> _Instructions for the task_
No pictures in the copy, please: retype all the records exactly.

> _Entries provided_
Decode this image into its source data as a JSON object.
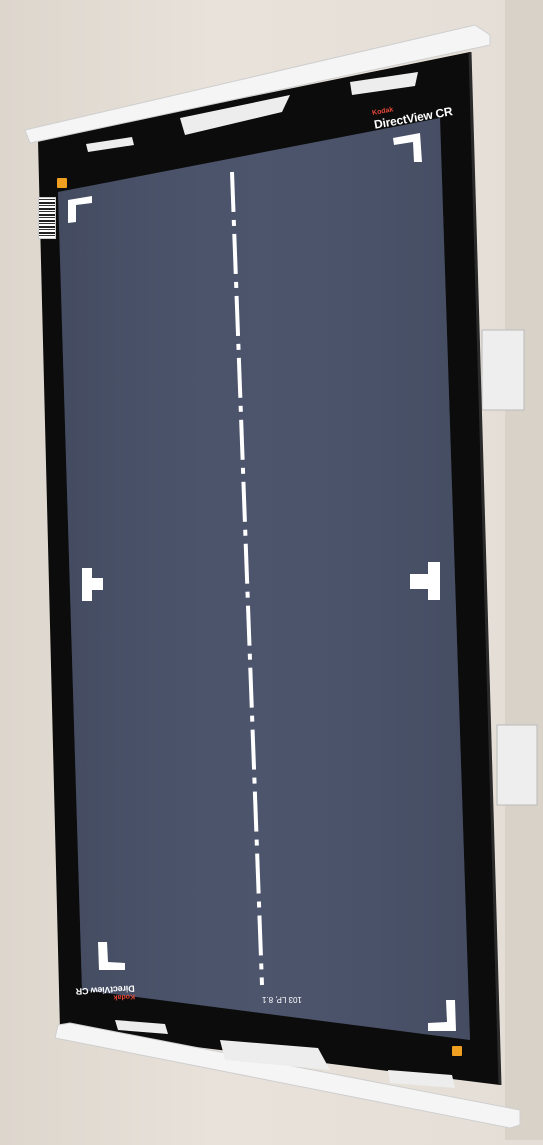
{
  "scene": {
    "description_type": "photo",
    "colors": {
      "wall": "#e6e0d8",
      "frame": "#0d0d0d",
      "panel": "#4a5269",
      "marks": "#ffffff",
      "rail": "#f4f4f4",
      "orange_tag": "#f0a020"
    }
  },
  "labels": {
    "brand_top_kodak": "Kodak",
    "brand_top_name": "DirectView CR",
    "brand_bottom_kodak": "Kodak",
    "brand_bottom_name": "DirectView CR",
    "plate_text": "103 LP, 8.1"
  }
}
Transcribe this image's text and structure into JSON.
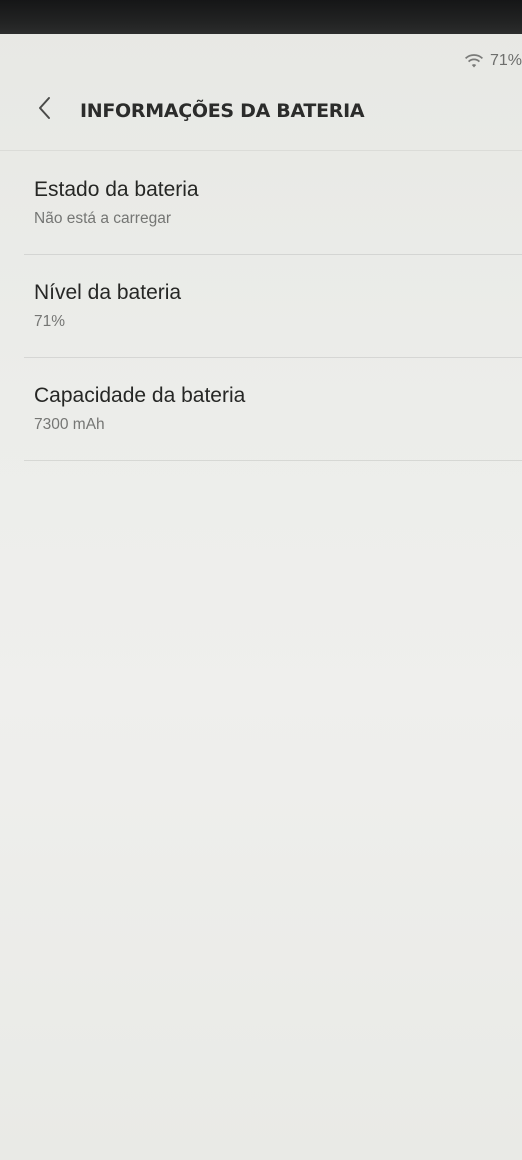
{
  "status_bar": {
    "battery_text": "71%",
    "wifi_icon": "wifi-icon"
  },
  "header": {
    "back_icon": "chevron-left-icon",
    "title": "INFORMAÇÕES DA BATERIA"
  },
  "items": [
    {
      "title": "Estado da bateria",
      "value": "Não está a carregar"
    },
    {
      "title": "Nível da bateria",
      "value": "71%"
    },
    {
      "title": "Capacidade da bateria",
      "value": "7300 mAh"
    }
  ]
}
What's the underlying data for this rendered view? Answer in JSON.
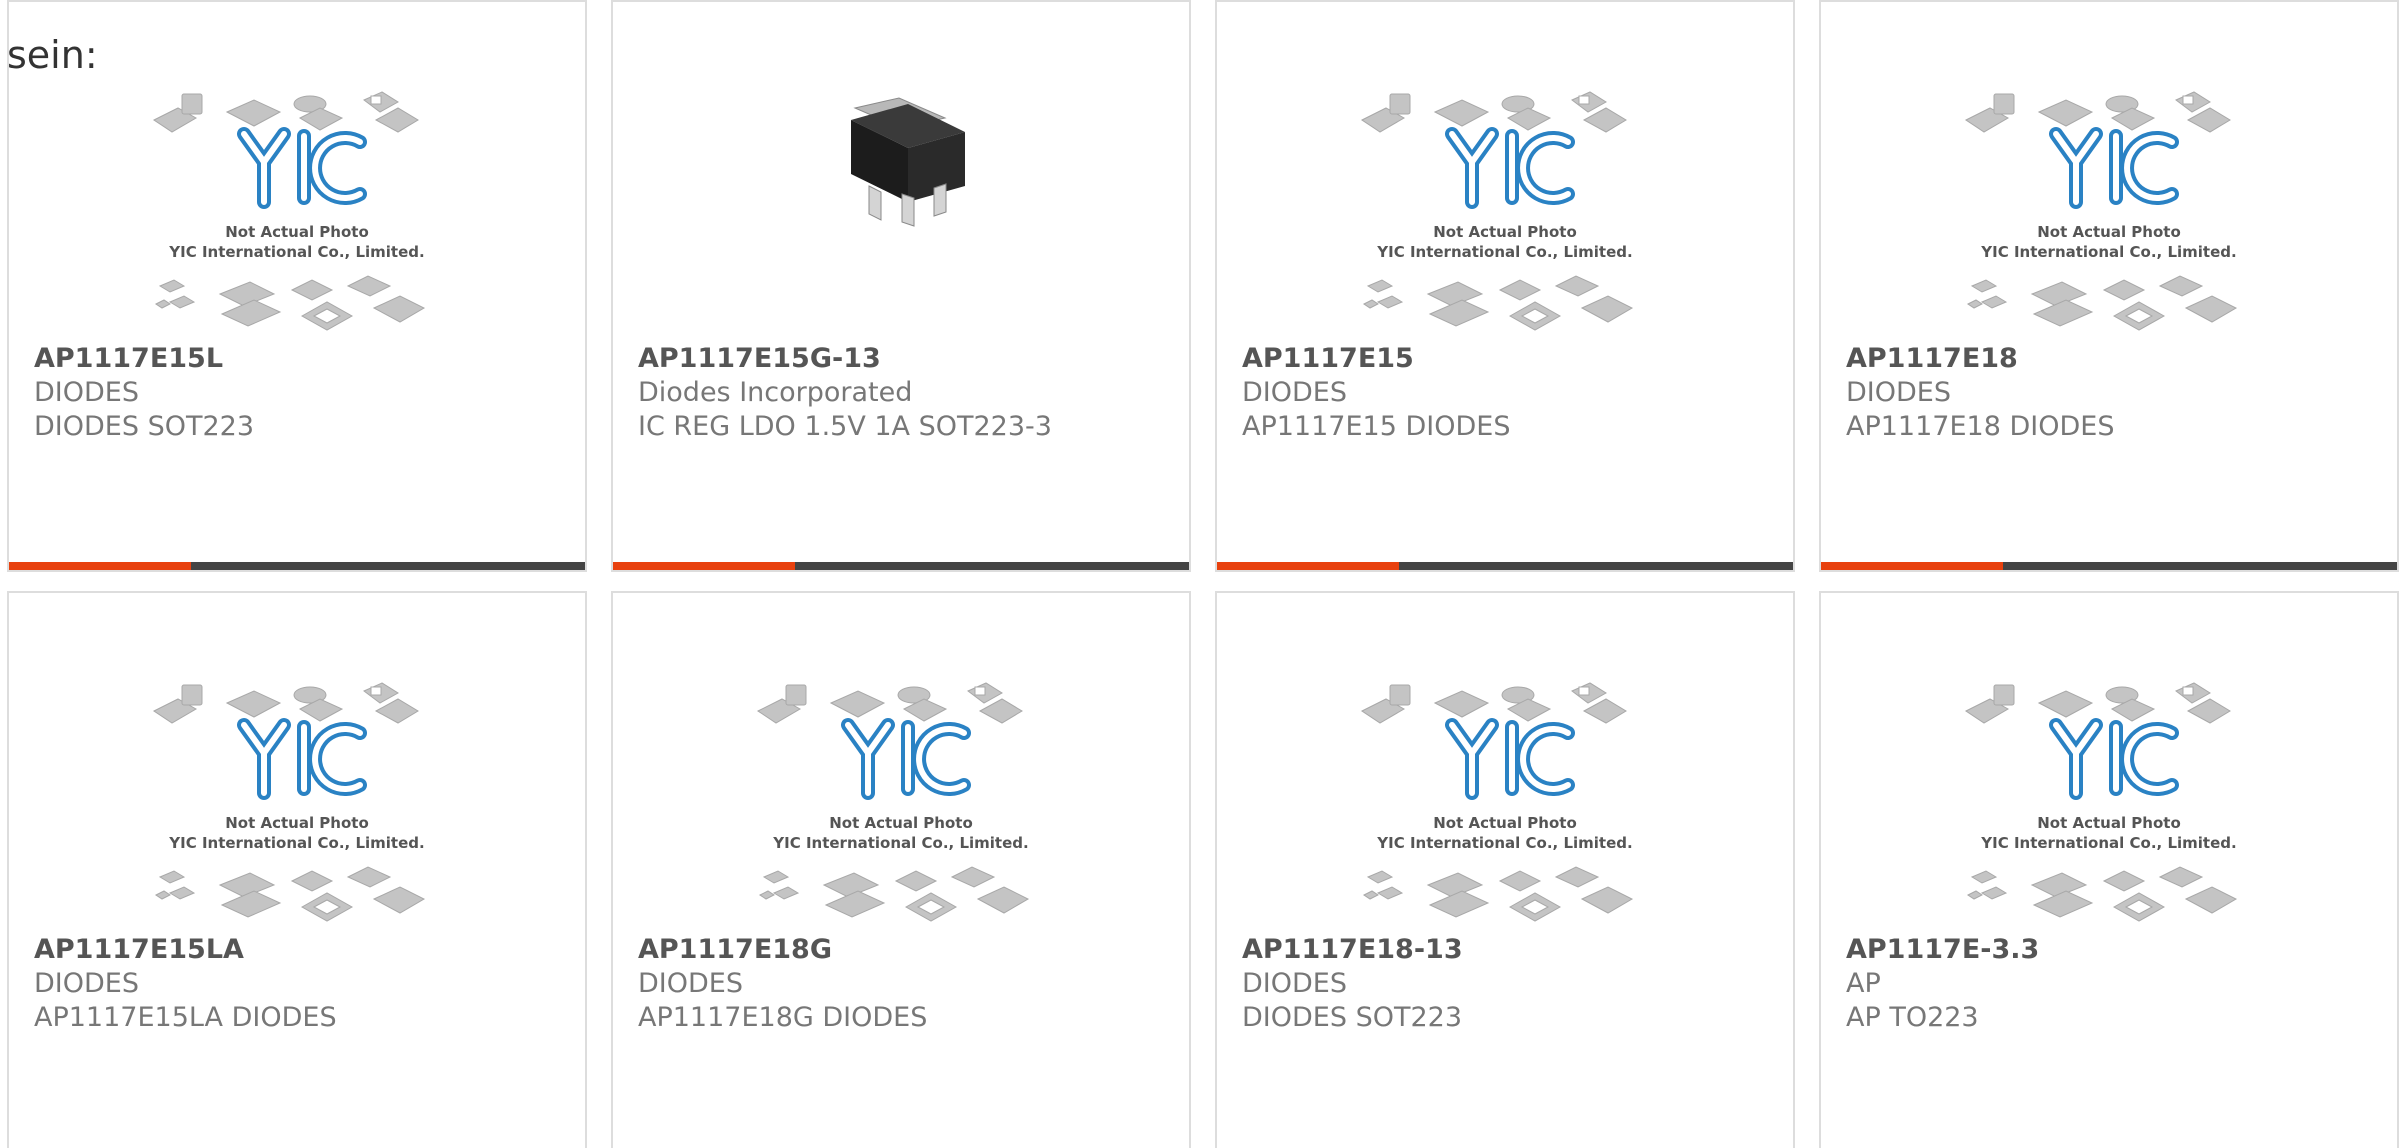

> _Exercise solution_
Decode this image into its source data as a JSON object.
{
  "scene": {
    "description_type": "photo",
    "colors": {
      "wall": "#e6e0d8",
      "frame": "#0d0d0d",
      "panel": "#4a5269",
      "marks": "#ffffff",
      "rail": "#f4f4f4",
      "orange_tag": "#f0a020"
    }
  },
  "labels": {
    "brand_top_kodak": "Kodak",
    "brand_top_name": "DirectView CR",
    "brand_bottom_kodak": "Kodak",
    "brand_bottom_name": "DirectView CR",
    "plate_text": "103 LP, 8.1"
  }
}
Transcribe this image's text and structure into JSON.
{
  "status_bar": {
    "battery_text": "71%",
    "wifi_icon": "wifi-icon"
  },
  "header": {
    "back_icon": "chevron-left-icon",
    "title": "INFORMAÇÕES DA BATERIA"
  },
  "items": [
    {
      "title": "Estado da bateria",
      "value": "Não está a carregar"
    },
    {
      "title": "Nível da bateria",
      "value": "71%"
    },
    {
      "title": "Capacidade da bateria",
      "value": "7300 mAh"
    }
  ]
}
What's the underlying data for this rendered view? Answer in JSON.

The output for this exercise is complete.